* Brief *
Look below and pull out each line with the word "JSON".

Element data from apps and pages

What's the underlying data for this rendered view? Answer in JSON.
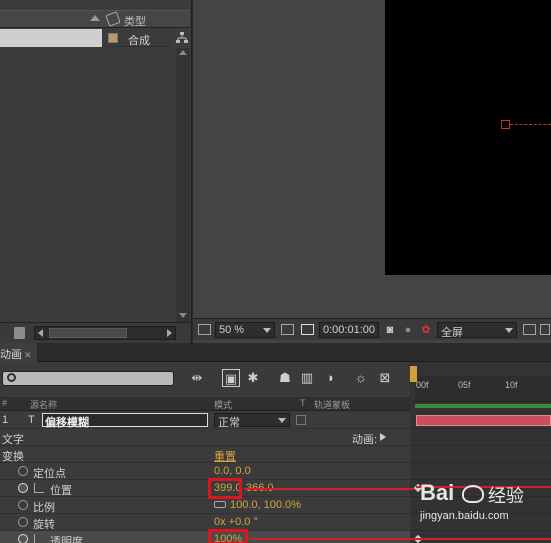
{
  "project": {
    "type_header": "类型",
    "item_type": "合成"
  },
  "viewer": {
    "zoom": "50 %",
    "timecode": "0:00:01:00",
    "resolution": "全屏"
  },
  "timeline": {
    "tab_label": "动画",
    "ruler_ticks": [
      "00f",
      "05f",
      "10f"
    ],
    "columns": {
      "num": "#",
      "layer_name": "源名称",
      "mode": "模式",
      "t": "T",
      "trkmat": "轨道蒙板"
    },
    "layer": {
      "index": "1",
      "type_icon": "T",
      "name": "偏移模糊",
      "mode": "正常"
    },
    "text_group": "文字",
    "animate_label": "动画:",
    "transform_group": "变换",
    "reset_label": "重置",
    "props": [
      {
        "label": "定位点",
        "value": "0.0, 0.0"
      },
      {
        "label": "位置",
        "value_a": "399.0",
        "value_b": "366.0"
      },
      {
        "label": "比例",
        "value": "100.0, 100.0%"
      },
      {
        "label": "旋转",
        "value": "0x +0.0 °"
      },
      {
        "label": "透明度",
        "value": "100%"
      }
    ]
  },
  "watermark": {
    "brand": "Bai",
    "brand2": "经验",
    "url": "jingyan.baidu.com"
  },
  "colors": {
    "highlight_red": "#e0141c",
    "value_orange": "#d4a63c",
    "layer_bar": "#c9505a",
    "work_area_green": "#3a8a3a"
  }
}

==

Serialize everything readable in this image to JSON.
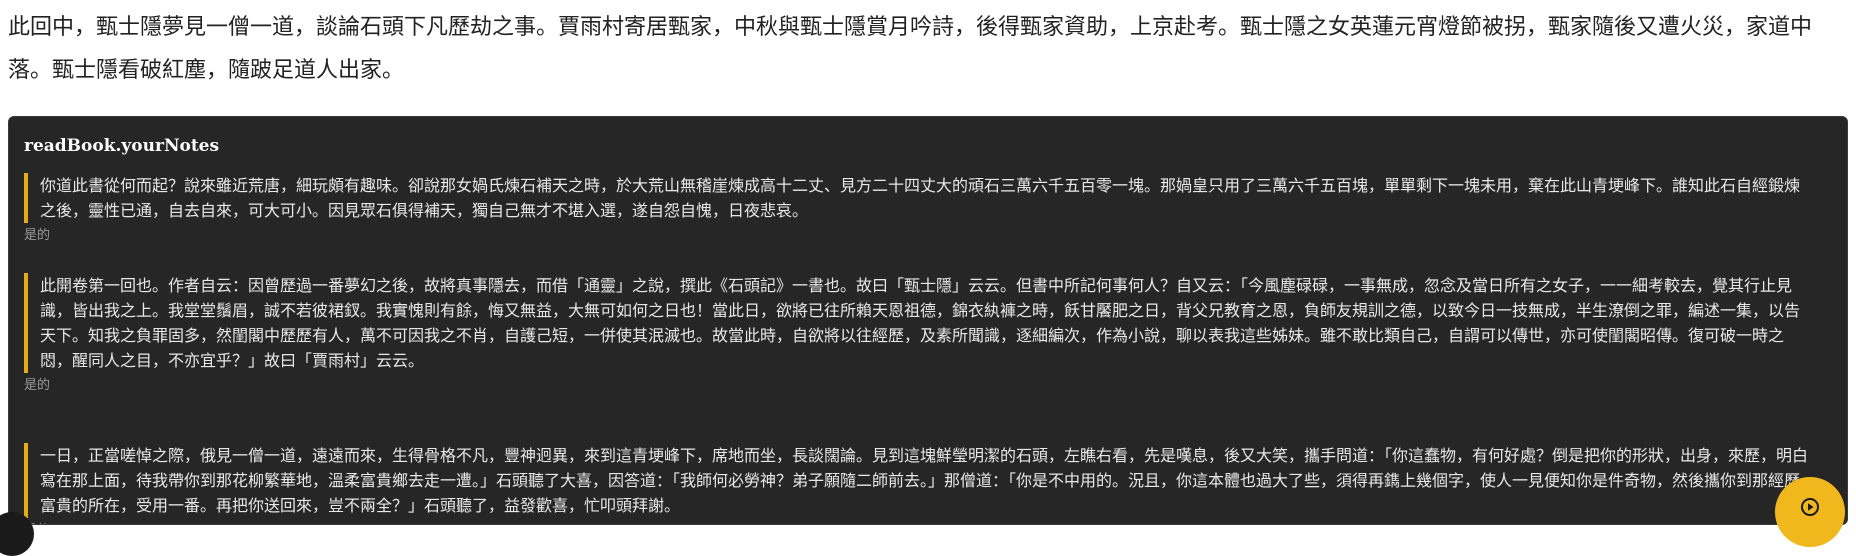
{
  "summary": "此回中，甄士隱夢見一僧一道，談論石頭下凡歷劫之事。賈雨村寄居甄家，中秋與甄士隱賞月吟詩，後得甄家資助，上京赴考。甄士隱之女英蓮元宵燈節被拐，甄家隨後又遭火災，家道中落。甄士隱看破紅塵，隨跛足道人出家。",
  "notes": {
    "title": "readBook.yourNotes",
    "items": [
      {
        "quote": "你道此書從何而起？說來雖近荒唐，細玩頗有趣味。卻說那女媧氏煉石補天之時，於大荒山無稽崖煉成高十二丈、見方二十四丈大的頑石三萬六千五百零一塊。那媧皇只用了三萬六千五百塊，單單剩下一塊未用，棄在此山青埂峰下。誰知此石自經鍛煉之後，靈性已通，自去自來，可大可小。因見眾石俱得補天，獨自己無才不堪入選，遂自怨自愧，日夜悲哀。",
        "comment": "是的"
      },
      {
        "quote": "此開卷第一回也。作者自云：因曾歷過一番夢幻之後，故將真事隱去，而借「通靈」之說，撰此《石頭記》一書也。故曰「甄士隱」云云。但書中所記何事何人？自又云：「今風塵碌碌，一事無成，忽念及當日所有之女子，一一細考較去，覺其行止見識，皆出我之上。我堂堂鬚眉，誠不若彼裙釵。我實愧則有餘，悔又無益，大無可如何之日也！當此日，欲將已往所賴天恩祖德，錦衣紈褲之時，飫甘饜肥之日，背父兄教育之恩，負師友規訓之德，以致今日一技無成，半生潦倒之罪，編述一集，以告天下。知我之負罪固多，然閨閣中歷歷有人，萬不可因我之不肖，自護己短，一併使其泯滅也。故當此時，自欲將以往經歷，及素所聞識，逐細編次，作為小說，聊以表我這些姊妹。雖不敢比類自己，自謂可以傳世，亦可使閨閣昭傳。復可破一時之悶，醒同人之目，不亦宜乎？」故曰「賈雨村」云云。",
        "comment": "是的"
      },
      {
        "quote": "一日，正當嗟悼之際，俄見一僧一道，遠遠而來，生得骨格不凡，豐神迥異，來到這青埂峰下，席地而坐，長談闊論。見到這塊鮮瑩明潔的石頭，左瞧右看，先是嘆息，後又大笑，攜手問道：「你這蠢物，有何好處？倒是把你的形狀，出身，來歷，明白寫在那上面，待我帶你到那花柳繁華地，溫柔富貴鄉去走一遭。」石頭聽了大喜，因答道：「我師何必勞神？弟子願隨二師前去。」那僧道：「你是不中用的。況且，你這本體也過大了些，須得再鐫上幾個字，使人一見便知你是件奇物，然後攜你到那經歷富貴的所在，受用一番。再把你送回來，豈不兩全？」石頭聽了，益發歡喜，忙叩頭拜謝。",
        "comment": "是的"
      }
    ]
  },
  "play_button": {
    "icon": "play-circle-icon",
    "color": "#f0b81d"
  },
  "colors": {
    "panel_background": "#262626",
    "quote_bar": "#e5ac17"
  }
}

* Output *
What's the underlying data for this rendered view? Answer in JSON.
Serialize everything readable in this image to JSON.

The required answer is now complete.